**What the task asks**
Copy out the entries exactly. Print them in full.

*** Opening of Provided records ***

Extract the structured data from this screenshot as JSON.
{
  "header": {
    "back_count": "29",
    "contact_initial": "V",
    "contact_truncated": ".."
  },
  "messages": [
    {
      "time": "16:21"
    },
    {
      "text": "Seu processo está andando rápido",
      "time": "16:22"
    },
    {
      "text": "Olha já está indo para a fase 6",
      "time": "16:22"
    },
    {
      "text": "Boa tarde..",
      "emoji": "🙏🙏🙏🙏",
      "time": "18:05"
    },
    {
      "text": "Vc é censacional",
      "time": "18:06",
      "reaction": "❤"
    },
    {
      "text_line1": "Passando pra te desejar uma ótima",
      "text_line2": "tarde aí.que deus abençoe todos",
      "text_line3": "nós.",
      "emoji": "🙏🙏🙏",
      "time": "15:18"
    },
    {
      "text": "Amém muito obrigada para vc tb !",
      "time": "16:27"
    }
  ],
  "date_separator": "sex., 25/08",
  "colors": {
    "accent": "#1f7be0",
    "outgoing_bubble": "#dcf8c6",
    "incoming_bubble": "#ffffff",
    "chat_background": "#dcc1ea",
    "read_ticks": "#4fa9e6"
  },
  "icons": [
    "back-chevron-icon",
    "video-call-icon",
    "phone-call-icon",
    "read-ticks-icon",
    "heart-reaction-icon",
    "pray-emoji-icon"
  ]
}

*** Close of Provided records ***

**Your response**
Extract the structured data from this screenshot as JSON.
{
  "header": {
    "back_count": "29",
    "contact_initial": "V",
    "contact_truncated": ".."
  },
  "messages": [
    {
      "time": "16:21"
    },
    {
      "text": "Seu processo está andando rápido",
      "time": "16:22"
    },
    {
      "text": "Olha já está indo para a fase 6",
      "time": "16:22"
    },
    {
      "text": "Boa tarde..",
      "emoji": "🙏🙏🙏🙏",
      "time": "18:05"
    },
    {
      "text": "Vc é censacional",
      "time": "18:06",
      "reaction": "❤"
    },
    {
      "text_line1": "Passando pra te desejar uma ótima",
      "text_line2": "tarde aí.que deus abençoe todos",
      "text_line3": "nós.",
      "emoji": "🙏🙏🙏",
      "time": "15:18"
    },
    {
      "text": "Amém muito obrigada para vc tb !",
      "time": "16:27"
    }
  ],
  "date_separator": "sex., 25/08",
  "colors": {
    "accent": "#1f7be0",
    "outgoing_bubble": "#dcf8c6",
    "incoming_bubble": "#ffffff",
    "chat_background": "#dcc1ea",
    "read_ticks": "#4fa9e6"
  },
  "icons": [
    "back-chevron-icon",
    "video-call-icon",
    "phone-call-icon",
    "read-ticks-icon",
    "heart-reaction-icon",
    "pray-emoji-icon"
  ]
}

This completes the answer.